● EXERCISE OBJECTIVE: Print the records exactly. Miss nothing.
━━━━━ DATA FOR THIS EXERCISE
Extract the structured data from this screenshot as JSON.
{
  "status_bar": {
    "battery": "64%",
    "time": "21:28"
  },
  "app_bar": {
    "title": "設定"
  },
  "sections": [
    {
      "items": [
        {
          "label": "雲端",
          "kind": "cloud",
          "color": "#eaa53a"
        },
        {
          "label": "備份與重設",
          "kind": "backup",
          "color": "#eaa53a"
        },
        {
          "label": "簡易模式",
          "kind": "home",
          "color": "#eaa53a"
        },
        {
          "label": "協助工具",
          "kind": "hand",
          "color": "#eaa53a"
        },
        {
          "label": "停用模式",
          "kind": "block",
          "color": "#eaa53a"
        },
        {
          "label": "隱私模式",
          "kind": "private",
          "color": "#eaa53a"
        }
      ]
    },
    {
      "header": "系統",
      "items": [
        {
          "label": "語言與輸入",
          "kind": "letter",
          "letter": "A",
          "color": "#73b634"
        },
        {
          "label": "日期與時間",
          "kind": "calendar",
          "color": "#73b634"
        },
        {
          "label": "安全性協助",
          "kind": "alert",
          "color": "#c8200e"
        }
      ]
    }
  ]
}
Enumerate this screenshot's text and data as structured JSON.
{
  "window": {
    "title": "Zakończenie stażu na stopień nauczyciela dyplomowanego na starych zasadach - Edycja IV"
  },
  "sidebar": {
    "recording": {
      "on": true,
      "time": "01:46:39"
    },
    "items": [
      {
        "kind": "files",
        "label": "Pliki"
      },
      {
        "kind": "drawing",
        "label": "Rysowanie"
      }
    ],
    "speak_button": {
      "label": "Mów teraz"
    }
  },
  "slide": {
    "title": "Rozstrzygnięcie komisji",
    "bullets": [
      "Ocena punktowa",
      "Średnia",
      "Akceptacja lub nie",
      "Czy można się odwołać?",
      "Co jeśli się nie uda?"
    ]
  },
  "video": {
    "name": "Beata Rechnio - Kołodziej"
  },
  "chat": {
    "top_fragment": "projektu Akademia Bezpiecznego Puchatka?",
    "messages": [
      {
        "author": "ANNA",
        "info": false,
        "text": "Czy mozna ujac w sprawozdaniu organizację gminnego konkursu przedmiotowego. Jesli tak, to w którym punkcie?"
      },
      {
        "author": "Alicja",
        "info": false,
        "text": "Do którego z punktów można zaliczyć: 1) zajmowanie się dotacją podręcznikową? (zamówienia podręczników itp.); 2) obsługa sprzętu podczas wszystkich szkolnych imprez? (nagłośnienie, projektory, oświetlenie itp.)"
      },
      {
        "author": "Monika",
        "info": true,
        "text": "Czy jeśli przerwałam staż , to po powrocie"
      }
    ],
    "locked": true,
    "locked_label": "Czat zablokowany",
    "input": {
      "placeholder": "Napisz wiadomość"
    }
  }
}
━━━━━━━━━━
● FINISHED EXERCISE:
Extract the structured data from this screenshot as JSON.
{
  "status_bar": {
    "battery": "64%",
    "time": "21:28"
  },
  "app_bar": {
    "title": "設定"
  },
  "sections": [
    {
      "items": [
        {
          "label": "雲端",
          "kind": "cloud",
          "color": "#eaa53a"
        },
        {
          "label": "備份與重設",
          "kind": "backup",
          "color": "#eaa53a"
        },
        {
          "label": "簡易模式",
          "kind": "home",
          "color": "#eaa53a"
        },
        {
          "label": "協助工具",
          "kind": "hand",
          "color": "#eaa53a"
        },
        {
          "label": "停用模式",
          "kind": "block",
          "color": "#eaa53a"
        },
        {
          "label": "隱私模式",
          "kind": "private",
          "color": "#eaa53a"
        }
      ]
    },
    {
      "header": "系統",
      "items": [
        {
          "label": "語言與輸入",
          "kind": "letter",
          "letter": "A",
          "color": "#73b634"
        },
        {
          "label": "日期與時間",
          "kind": "calendar",
          "color": "#73b634"
        },
        {
          "label": "安全性協助",
          "kind": "alert",
          "color": "#c8200e"
        }
      ]
    }
  ]
}
Enumerate this screenshot's text and data as structured JSON.
{
  "window": {
    "title": "Zakończenie stażu na stopień nauczyciela dyplomowanego na starych zasadach - Edycja IV"
  },
  "sidebar": {
    "recording": {
      "on": true,
      "time": "01:46:39"
    },
    "items": [
      {
        "kind": "files",
        "label": "Pliki"
      },
      {
        "kind": "drawing",
        "label": "Rysowanie"
      }
    ],
    "speak_button": {
      "label": "Mów teraz"
    }
  },
  "slide": {
    "title": "Rozstrzygnięcie komisji",
    "bullets": [
      "Ocena punktowa",
      "Średnia",
      "Akceptacja lub nie",
      "Czy można się odwołać?",
      "Co jeśli się nie uda?"
    ]
  },
  "video": {
    "name": "Beata Rechnio - Kołodziej"
  },
  "chat": {
    "top_fragment": "projektu Akademia Bezpiecznego Puchatka?",
    "messages": [
      {
        "author": "ANNA",
        "info": false,
        "text": "Czy mozna ujac w sprawozdaniu organizację gminnego konkursu przedmiotowego. Jesli tak, to w którym punkcie?"
      },
      {
        "author": "Alicja",
        "info": false,
        "text": "Do którego z punktów można zaliczyć: 1) zajmowanie się dotacją podręcznikową? (zamówienia podręczników itp.); 2) obsługa sprzętu podczas wszystkich szkolnych imprez? (nagłośnienie, projektory, oświetlenie itp.)"
      },
      {
        "author": "Monika",
        "info": true,
        "text": "Czy jeśli przerwałam staż , to po powrocie"
      }
    ],
    "locked": true,
    "locked_label": "Czat zablokowany",
    "input": {
      "placeholder": "Napisz wiadomość"
    }
  }
}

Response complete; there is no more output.